(Dataset rows for apps and sites)
== Segment start ==

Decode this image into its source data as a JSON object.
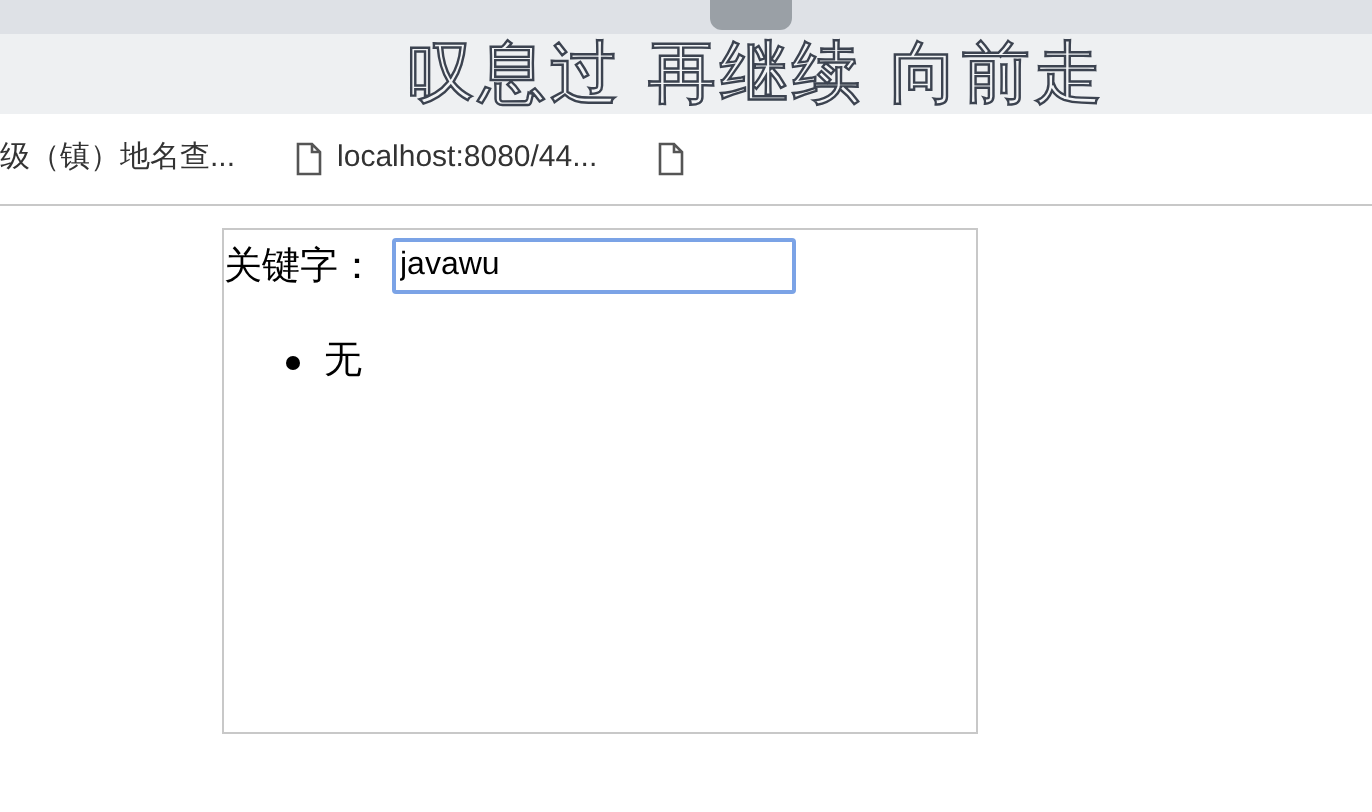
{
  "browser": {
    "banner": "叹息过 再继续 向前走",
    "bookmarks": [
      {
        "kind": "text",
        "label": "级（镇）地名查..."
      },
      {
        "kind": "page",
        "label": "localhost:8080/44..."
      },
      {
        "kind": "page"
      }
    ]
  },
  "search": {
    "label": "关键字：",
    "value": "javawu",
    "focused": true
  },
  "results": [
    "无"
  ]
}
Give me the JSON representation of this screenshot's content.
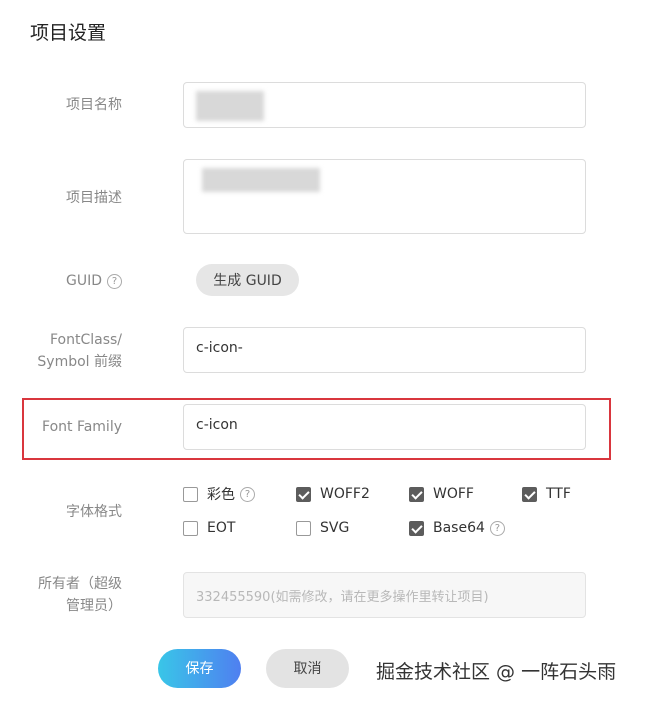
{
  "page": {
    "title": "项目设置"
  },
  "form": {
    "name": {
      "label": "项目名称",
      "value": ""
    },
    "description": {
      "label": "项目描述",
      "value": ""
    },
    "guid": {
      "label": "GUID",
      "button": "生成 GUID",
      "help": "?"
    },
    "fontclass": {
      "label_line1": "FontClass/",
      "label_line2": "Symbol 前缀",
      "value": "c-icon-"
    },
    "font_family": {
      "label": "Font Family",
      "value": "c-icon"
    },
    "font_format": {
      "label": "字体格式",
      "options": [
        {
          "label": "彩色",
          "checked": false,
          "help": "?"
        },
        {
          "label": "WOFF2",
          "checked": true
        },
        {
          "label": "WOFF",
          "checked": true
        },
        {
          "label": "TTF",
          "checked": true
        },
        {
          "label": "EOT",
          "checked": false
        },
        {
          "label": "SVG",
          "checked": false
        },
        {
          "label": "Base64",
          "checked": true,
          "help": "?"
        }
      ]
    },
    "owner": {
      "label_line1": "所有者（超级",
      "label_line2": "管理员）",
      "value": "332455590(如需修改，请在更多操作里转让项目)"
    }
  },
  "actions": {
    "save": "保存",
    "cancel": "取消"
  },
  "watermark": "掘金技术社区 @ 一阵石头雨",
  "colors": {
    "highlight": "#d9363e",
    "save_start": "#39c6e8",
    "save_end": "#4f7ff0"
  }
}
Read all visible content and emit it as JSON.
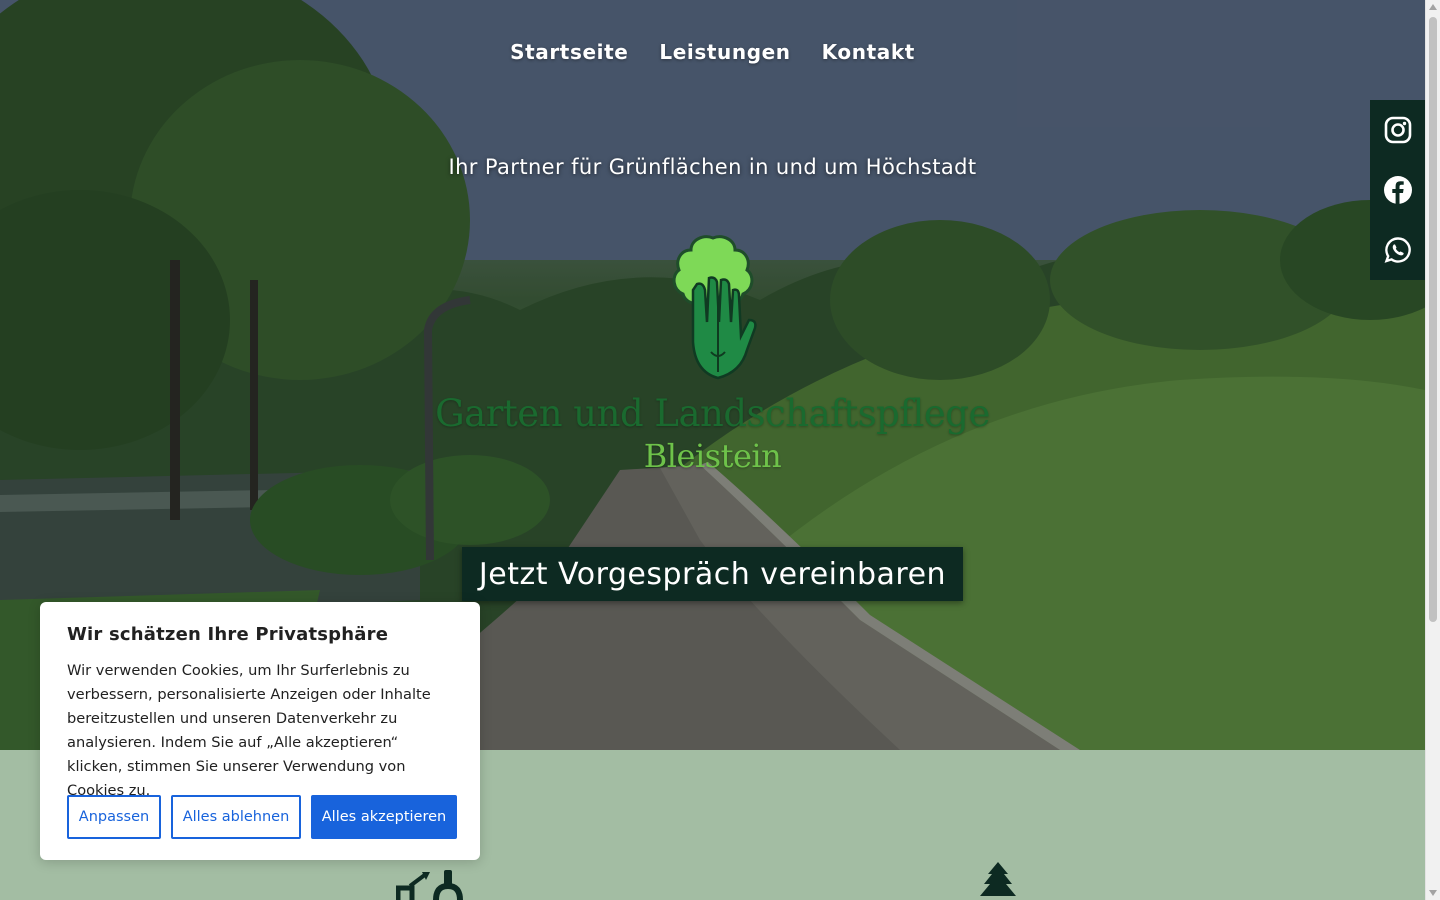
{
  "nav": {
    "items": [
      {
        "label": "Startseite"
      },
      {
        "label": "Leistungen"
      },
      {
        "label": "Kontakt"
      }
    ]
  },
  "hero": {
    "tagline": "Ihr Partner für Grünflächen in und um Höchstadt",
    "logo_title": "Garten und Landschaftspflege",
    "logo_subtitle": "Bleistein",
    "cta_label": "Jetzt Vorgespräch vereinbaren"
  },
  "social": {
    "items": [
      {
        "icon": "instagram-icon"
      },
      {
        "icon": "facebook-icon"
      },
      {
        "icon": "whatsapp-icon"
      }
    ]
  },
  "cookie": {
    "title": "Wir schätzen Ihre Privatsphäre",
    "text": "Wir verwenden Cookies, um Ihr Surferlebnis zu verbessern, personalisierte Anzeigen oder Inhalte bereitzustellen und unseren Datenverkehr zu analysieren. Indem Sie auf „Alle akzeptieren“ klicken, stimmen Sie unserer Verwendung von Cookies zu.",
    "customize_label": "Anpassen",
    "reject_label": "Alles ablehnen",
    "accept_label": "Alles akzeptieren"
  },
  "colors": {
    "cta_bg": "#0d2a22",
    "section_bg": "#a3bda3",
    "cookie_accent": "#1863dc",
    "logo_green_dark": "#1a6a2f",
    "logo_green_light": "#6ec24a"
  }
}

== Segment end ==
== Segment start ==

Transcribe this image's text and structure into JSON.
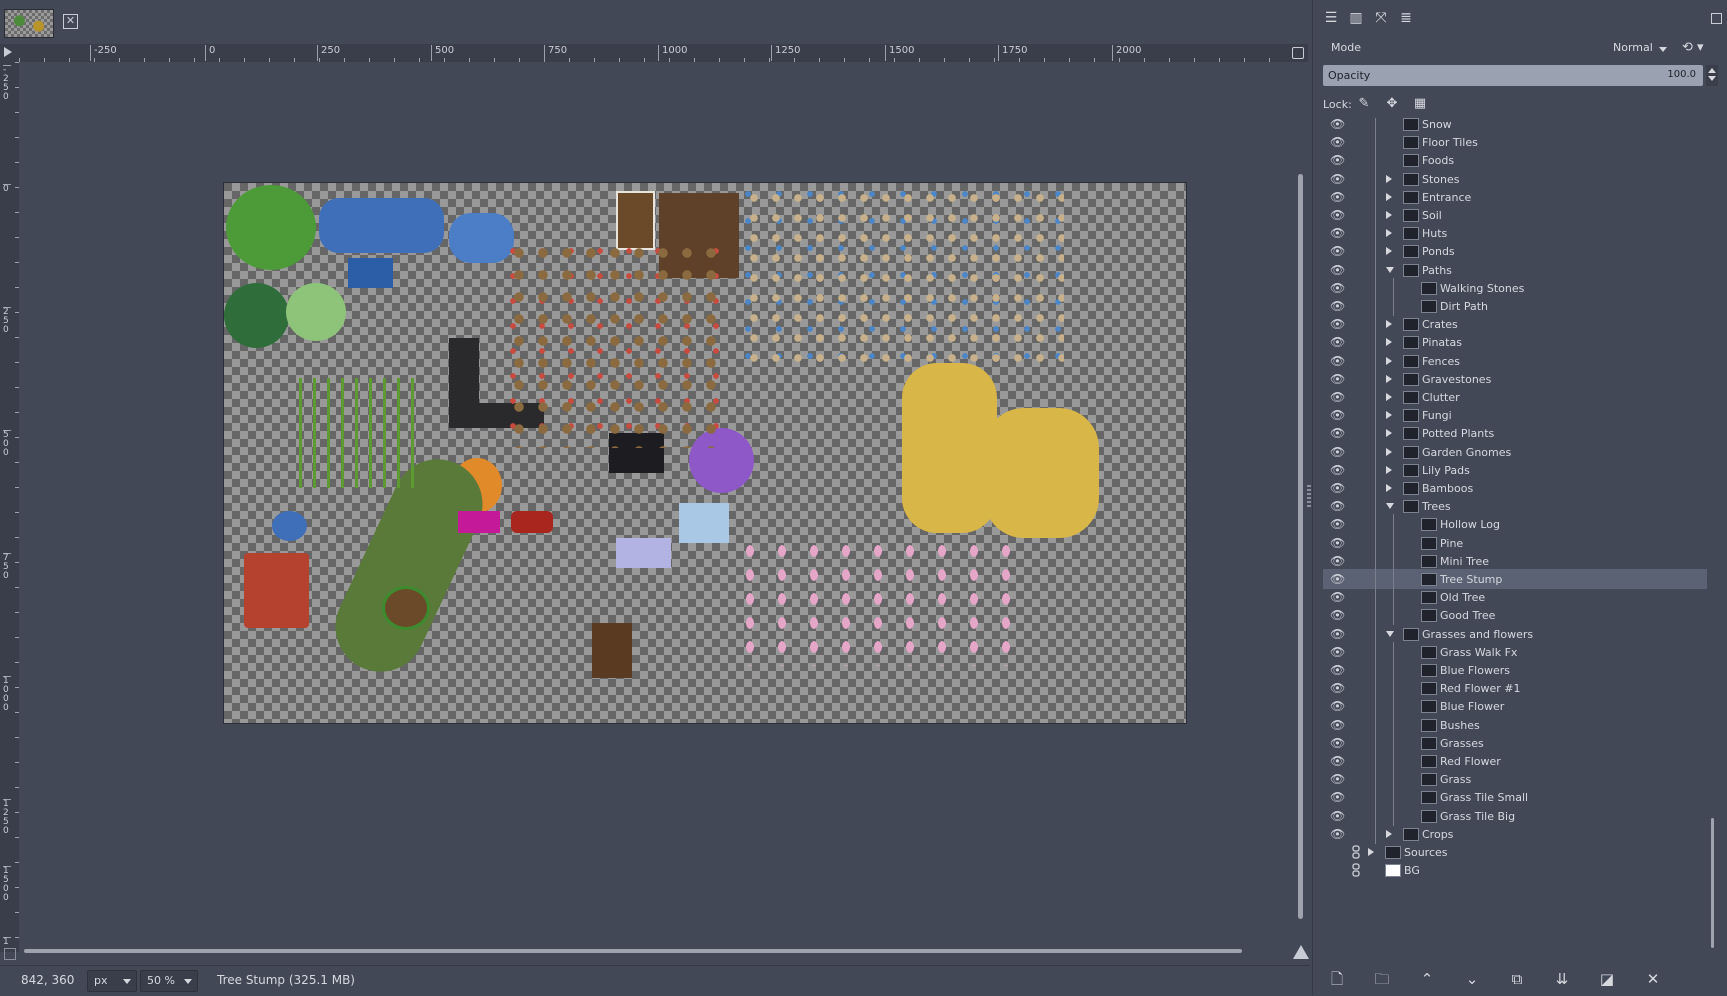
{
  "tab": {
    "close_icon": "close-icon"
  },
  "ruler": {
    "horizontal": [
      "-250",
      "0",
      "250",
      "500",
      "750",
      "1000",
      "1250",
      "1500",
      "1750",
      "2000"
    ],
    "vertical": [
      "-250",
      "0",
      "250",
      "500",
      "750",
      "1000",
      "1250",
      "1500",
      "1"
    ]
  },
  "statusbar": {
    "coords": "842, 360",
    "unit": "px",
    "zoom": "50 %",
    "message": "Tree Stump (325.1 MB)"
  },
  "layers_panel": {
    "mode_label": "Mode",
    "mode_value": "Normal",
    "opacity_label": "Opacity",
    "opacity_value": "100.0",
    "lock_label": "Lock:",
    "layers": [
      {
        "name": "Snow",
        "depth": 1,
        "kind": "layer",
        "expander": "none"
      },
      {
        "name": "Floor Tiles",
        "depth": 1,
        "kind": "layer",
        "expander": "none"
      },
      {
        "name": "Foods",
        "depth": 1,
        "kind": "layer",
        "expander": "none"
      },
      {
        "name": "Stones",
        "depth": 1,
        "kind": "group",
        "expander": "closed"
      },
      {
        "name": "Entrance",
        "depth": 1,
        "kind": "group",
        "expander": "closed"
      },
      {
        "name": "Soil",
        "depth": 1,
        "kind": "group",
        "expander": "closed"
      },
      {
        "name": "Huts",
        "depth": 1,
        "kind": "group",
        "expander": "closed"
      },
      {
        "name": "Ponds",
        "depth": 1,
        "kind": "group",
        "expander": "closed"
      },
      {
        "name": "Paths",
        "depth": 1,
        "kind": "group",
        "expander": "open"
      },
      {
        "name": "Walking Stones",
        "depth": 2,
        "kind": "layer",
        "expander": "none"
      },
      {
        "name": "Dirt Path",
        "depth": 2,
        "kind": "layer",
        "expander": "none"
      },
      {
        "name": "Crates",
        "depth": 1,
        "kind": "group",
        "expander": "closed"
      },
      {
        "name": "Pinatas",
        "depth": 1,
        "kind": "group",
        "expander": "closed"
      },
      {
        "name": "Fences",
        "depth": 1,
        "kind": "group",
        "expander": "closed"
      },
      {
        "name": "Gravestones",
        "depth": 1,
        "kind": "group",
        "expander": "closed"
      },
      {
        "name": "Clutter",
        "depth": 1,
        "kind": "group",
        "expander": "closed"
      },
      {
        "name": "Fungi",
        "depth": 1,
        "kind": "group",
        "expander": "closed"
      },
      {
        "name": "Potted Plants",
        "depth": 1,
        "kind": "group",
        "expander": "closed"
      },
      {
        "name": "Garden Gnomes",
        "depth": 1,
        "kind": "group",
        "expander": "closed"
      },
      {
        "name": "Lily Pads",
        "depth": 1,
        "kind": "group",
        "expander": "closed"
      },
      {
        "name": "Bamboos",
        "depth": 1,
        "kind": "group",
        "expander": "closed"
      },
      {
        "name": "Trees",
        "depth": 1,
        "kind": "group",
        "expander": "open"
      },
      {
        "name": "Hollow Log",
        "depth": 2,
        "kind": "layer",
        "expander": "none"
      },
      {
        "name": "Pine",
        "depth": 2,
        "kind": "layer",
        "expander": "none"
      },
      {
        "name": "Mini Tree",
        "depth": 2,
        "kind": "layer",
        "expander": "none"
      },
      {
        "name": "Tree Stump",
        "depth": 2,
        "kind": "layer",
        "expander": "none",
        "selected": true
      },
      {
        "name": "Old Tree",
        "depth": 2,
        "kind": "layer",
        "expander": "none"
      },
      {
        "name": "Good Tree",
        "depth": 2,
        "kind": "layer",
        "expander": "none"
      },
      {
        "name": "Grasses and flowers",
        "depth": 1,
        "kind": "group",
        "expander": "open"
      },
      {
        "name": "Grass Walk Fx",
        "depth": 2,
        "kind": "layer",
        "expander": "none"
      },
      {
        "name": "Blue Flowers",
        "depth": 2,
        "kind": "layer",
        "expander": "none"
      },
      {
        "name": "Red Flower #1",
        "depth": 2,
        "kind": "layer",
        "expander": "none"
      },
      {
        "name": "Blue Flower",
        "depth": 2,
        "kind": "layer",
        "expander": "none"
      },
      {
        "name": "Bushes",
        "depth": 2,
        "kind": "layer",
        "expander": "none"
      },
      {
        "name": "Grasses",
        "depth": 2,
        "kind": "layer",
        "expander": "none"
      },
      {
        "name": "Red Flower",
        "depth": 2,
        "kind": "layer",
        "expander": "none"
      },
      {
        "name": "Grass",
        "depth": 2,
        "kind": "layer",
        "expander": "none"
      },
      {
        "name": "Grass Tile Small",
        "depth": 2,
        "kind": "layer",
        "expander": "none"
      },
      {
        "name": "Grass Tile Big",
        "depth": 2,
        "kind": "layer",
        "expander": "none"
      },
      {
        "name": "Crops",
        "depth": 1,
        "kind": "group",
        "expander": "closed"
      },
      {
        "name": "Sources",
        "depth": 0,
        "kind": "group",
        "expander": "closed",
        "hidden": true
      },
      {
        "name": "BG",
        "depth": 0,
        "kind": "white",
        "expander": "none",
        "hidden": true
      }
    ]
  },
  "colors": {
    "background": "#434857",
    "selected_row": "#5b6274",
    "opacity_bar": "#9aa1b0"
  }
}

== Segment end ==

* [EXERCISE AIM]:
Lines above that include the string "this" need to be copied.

* [ANSWER]:
Decode this image into its source data as a JSON object.
Give me the JSON representation of this screenshot's content.
Transcribe this image's text and structure into JSON.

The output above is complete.